*** PROVIDED ENTRIES
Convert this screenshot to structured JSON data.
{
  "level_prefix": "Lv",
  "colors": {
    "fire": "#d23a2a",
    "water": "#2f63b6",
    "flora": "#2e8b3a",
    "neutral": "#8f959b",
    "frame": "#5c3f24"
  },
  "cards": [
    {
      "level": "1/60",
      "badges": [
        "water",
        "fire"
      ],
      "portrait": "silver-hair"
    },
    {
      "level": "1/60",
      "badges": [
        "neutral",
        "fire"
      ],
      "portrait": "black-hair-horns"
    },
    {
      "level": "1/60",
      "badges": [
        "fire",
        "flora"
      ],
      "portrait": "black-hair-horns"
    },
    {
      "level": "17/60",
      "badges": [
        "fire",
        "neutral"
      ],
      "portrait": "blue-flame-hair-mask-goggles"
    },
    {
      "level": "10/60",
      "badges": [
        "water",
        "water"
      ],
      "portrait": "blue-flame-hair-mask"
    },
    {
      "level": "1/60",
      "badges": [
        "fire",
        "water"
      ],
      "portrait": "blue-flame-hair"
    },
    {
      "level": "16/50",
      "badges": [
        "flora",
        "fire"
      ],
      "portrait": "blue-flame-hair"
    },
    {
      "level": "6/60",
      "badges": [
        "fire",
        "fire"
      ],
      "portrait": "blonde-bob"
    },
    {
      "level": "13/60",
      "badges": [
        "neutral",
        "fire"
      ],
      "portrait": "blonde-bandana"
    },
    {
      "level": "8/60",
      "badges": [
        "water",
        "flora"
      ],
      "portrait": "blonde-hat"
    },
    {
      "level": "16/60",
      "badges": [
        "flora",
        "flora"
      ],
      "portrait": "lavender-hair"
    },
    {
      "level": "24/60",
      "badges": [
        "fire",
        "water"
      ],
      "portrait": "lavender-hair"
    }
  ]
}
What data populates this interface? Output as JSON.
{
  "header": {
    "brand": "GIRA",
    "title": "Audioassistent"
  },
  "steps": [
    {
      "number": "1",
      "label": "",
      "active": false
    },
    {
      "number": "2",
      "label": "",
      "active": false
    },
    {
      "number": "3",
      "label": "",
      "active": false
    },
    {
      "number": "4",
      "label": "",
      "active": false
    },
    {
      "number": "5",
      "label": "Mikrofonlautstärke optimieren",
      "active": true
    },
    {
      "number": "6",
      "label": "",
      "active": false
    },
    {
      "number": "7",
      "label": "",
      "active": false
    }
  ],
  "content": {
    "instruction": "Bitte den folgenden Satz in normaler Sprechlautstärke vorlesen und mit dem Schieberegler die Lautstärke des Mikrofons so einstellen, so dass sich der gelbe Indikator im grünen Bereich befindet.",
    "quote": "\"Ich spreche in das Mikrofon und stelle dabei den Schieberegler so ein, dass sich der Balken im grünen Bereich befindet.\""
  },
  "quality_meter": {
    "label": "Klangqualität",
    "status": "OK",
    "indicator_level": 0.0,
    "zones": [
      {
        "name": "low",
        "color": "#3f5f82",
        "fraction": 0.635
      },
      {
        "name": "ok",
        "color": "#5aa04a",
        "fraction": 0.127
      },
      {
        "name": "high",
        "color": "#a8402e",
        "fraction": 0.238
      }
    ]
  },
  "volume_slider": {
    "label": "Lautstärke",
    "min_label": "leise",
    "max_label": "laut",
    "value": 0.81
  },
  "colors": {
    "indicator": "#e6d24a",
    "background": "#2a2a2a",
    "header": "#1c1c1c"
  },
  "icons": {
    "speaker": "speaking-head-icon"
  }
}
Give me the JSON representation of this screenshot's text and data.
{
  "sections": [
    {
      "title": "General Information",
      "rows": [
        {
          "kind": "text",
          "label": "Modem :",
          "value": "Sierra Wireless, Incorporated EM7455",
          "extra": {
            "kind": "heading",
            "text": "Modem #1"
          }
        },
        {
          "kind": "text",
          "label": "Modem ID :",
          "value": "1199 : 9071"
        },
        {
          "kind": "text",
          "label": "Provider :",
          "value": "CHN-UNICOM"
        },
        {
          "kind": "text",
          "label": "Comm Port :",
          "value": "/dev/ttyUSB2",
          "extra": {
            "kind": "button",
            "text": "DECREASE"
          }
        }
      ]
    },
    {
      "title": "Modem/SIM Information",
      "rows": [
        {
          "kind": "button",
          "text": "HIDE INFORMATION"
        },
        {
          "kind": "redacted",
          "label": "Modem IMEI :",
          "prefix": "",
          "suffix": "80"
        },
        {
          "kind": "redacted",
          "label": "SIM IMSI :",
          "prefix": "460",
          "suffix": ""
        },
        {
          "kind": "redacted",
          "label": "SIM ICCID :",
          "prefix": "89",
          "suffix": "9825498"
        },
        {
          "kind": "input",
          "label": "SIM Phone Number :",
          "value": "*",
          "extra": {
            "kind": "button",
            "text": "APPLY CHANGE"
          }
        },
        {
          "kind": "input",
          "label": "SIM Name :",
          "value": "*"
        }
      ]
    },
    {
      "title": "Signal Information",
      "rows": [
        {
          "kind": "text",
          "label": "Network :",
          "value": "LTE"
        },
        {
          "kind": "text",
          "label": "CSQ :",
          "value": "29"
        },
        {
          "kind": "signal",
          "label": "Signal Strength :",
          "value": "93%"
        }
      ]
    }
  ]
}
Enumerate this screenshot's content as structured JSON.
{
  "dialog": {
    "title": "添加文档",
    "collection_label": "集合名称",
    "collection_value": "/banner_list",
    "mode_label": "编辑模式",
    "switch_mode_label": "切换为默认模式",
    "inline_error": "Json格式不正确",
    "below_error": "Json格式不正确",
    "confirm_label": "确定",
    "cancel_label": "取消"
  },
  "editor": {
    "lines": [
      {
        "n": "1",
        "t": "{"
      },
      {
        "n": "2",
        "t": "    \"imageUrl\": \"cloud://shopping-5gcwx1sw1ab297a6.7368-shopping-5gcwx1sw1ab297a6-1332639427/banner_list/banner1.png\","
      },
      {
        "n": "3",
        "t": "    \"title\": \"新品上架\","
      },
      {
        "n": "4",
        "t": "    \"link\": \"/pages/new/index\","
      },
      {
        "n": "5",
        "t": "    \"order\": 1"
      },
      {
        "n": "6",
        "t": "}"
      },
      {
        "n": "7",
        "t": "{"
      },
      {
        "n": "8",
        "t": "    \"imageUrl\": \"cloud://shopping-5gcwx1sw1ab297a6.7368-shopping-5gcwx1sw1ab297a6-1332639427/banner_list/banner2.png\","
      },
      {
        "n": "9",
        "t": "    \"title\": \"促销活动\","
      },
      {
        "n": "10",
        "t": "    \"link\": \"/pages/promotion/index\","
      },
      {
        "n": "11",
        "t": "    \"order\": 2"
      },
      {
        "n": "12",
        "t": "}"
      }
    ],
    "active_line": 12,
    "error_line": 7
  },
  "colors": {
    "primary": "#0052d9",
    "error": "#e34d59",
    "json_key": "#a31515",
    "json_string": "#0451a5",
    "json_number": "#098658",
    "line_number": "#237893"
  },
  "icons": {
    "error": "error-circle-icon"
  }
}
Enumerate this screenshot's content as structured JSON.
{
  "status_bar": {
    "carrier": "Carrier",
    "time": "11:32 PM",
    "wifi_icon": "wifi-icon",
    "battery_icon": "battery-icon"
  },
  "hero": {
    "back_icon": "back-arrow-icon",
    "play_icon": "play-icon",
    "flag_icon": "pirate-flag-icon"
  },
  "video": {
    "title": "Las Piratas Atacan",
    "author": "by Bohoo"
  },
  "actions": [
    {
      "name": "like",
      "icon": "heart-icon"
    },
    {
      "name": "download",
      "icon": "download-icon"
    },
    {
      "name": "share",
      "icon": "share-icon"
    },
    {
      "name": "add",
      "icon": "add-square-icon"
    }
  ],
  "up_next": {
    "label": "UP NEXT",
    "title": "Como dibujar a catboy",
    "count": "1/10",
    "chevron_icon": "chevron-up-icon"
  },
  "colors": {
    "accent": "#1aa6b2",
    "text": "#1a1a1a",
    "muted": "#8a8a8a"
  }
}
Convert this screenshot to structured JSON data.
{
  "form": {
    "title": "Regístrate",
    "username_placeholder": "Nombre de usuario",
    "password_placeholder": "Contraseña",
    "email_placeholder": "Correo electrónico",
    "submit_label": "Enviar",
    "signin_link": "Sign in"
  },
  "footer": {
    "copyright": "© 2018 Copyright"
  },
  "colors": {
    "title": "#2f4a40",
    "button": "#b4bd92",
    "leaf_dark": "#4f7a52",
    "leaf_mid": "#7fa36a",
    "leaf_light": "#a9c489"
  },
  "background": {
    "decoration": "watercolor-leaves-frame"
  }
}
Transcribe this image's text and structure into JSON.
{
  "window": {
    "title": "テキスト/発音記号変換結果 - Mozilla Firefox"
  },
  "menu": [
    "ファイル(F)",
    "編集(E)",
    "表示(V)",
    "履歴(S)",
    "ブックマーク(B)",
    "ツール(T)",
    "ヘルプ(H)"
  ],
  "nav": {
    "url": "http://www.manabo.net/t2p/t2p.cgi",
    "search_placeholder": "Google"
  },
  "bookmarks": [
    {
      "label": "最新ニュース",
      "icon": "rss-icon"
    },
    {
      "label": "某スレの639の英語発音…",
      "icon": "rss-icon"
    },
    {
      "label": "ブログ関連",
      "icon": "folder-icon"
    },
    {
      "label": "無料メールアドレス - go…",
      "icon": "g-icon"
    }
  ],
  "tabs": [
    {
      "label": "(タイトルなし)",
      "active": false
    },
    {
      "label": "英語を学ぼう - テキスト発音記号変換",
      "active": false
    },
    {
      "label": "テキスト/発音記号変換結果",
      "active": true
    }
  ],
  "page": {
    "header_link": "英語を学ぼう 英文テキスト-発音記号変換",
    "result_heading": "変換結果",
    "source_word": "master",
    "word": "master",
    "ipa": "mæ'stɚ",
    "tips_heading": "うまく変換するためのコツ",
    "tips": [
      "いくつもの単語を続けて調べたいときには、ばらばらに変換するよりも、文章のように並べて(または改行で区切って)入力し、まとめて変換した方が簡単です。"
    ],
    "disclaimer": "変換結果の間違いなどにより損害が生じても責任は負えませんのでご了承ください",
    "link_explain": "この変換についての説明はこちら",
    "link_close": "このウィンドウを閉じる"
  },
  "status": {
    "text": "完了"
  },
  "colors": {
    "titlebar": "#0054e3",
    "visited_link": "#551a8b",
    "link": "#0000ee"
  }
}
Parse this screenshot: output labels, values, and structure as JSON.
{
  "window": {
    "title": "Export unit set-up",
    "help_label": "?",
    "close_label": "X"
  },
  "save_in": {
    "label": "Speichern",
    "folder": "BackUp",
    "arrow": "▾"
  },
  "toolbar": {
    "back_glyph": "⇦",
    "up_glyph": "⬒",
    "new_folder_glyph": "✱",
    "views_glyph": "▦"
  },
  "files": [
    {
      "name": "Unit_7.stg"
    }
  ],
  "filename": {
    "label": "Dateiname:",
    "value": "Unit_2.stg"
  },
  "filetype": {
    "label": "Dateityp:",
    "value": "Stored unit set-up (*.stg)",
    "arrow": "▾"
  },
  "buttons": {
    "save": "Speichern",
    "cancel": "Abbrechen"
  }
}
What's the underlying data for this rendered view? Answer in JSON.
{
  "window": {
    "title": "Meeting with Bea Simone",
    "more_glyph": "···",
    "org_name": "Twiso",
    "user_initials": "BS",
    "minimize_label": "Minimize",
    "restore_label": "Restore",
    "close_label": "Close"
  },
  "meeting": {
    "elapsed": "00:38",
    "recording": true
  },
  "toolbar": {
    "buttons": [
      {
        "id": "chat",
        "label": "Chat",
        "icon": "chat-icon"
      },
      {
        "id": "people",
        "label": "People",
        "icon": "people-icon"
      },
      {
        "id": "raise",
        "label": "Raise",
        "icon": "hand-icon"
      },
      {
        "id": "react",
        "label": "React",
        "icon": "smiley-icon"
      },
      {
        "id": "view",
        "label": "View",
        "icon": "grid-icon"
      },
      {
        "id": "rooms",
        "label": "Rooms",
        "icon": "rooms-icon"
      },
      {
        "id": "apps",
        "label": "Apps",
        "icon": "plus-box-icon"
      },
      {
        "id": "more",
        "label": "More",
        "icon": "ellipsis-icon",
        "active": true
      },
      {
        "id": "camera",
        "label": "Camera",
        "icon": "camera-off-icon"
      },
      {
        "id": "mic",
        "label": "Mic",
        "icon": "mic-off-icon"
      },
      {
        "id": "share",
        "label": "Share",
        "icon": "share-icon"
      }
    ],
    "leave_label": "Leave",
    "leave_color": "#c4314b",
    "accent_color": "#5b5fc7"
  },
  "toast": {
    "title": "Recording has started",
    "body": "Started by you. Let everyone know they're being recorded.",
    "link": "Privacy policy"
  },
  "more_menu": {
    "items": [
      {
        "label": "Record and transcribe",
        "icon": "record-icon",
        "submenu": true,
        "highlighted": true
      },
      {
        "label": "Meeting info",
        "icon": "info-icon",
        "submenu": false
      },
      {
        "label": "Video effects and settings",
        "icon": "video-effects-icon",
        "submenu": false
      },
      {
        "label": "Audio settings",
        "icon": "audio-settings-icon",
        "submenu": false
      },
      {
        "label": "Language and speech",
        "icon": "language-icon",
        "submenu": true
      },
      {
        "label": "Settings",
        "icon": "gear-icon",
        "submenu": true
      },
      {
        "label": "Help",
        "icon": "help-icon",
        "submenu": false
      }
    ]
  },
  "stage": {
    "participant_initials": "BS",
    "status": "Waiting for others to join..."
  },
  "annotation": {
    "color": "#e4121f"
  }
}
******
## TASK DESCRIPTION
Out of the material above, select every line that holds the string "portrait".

## SOLUTION FOR THIS TASK
      "portrait": "silver-hair"
      "portrait": "black-hair-horns"
      "portrait": "black-hair-horns"
      "portrait": "blue-flame-hair-mask-goggles"
      "portrait": "blue-flame-hair-mask"
      "portrait": "blue-flame-hair"
      "portrait": "blue-flame-hair"
      "portrait": "blonde-bob"
      "portrait": "blonde-bandana"
      "portrait": "blonde-hat"
      "portrait": "lavender-hair"
      "portrait": "lavender-hair"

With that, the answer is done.